* **TASK TO CARRY OUT**
Say how many lines of the listing below hold the word "JSON". Give only that number.
━━━━━ SUPPLIED RECORDS ━━━━━
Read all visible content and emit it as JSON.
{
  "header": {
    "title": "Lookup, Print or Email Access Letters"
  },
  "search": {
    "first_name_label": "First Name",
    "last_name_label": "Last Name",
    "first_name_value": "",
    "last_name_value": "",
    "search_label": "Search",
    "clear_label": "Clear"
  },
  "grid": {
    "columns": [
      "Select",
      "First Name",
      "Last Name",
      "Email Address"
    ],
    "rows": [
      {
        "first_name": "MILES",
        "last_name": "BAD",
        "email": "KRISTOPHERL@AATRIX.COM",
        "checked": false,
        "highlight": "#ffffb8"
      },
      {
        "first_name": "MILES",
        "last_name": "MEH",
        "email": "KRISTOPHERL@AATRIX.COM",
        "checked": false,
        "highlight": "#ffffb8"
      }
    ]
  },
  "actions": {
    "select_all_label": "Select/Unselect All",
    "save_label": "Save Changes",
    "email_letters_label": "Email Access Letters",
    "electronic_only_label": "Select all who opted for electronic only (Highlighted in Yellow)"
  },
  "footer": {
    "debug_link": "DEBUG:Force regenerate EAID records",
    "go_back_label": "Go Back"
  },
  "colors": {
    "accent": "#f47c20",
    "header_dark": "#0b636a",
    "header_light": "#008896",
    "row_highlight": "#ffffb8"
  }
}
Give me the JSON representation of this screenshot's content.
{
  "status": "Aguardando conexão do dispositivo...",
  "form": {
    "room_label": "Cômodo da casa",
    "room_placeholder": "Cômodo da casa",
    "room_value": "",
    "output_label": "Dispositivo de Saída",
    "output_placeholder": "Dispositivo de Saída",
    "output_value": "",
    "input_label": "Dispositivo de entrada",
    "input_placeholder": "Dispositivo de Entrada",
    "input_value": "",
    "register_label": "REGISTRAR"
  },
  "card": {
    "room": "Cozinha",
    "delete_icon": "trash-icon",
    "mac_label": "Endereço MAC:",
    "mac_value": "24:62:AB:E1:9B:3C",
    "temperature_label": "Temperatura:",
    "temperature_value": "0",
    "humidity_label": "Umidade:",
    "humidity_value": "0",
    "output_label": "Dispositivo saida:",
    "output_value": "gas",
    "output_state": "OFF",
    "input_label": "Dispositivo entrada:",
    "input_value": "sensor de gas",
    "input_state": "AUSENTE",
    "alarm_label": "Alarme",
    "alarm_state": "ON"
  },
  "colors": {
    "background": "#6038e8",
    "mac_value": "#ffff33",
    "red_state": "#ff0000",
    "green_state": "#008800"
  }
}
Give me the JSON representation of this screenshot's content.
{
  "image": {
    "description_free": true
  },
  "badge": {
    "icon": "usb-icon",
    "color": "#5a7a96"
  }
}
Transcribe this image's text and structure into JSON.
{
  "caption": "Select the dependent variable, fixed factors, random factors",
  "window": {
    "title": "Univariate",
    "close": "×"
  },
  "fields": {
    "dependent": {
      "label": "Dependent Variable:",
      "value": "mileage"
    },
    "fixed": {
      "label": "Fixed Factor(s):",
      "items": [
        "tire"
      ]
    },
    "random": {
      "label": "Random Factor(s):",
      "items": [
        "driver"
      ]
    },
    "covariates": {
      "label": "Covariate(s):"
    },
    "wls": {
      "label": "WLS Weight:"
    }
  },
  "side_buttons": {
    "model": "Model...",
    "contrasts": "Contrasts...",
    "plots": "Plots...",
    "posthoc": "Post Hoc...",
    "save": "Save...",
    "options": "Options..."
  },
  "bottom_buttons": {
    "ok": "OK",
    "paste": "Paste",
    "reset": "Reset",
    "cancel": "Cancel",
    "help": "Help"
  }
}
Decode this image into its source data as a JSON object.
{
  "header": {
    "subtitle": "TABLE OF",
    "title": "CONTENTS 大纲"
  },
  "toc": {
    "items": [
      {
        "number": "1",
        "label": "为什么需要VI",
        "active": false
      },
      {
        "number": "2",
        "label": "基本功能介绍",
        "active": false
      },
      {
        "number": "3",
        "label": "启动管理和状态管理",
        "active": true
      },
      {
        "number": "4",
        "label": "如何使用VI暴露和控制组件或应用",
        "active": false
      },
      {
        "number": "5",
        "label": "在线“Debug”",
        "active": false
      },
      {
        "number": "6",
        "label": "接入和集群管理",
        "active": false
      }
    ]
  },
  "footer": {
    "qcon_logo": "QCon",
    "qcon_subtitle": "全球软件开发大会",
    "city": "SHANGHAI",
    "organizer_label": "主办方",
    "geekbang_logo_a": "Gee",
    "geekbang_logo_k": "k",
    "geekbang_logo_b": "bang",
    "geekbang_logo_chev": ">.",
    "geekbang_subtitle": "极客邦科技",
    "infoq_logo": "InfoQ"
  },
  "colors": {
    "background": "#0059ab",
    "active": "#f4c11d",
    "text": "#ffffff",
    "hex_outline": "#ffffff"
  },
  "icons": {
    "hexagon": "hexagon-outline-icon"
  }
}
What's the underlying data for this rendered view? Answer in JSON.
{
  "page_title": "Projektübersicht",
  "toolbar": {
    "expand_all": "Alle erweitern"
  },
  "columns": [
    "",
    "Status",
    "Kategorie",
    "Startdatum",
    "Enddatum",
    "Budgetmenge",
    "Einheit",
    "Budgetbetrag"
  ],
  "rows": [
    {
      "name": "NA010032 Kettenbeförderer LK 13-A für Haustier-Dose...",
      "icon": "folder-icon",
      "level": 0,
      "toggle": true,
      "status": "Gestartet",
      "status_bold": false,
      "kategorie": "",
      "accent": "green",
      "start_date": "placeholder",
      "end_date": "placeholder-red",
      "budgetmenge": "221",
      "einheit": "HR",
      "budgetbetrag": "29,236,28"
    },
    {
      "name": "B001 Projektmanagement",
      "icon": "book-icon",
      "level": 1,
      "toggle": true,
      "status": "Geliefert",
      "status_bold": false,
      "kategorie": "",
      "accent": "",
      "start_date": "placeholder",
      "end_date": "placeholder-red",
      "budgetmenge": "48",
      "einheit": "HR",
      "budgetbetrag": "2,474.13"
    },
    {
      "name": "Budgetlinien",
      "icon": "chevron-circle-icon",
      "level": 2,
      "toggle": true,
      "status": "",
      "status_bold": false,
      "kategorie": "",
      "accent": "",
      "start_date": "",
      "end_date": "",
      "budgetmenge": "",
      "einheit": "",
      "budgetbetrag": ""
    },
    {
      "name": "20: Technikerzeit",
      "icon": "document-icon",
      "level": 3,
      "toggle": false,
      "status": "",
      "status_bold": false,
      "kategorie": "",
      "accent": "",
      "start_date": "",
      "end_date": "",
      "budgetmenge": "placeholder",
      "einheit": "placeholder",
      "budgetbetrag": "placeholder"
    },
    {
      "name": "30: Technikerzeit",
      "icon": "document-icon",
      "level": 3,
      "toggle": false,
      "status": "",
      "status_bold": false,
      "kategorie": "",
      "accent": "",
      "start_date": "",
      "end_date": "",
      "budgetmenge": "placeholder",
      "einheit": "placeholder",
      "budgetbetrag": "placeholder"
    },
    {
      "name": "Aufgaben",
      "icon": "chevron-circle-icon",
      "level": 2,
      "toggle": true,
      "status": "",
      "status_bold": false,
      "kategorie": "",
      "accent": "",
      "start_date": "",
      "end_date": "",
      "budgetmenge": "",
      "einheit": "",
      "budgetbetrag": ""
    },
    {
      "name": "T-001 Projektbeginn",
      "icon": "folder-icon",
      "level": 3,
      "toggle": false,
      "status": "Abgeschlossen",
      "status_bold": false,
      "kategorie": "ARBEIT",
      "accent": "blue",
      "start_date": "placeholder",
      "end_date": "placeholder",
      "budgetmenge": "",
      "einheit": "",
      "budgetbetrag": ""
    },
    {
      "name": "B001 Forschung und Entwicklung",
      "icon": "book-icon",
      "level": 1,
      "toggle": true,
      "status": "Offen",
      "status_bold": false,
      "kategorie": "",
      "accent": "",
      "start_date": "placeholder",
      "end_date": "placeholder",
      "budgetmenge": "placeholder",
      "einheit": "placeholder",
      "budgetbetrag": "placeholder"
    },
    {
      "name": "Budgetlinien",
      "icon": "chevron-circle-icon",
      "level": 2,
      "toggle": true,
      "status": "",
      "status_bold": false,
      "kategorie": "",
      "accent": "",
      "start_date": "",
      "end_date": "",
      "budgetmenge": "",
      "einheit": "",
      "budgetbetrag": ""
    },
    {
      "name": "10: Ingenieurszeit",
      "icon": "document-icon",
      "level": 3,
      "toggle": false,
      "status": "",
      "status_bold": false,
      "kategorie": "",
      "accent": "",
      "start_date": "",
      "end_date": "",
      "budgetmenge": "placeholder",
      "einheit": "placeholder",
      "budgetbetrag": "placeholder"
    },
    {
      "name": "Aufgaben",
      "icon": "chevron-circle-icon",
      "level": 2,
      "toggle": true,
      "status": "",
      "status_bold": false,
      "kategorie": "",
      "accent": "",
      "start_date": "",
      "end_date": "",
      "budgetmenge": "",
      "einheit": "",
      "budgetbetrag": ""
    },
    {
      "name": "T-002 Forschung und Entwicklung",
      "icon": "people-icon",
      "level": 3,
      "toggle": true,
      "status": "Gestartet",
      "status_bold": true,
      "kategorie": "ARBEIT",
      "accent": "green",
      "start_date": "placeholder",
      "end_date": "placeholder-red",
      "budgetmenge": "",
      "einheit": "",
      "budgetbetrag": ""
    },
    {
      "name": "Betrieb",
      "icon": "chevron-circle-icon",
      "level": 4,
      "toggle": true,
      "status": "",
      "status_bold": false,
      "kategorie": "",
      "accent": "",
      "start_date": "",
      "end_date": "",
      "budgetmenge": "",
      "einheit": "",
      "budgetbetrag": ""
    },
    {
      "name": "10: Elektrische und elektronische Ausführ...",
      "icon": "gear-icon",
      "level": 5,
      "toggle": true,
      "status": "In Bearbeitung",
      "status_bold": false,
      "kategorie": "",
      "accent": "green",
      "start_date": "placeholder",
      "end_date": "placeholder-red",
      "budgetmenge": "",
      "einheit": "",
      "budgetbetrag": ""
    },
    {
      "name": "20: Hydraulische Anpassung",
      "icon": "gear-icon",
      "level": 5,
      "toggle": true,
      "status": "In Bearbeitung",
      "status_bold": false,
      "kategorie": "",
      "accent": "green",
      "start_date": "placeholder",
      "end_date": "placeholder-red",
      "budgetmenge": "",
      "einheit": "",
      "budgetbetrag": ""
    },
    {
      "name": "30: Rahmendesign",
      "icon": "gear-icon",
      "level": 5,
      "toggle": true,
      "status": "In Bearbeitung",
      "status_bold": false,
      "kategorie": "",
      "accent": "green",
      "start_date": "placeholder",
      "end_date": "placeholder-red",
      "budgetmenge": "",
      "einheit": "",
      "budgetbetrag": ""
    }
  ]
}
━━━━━
* **THE COMPLETED TASK**
6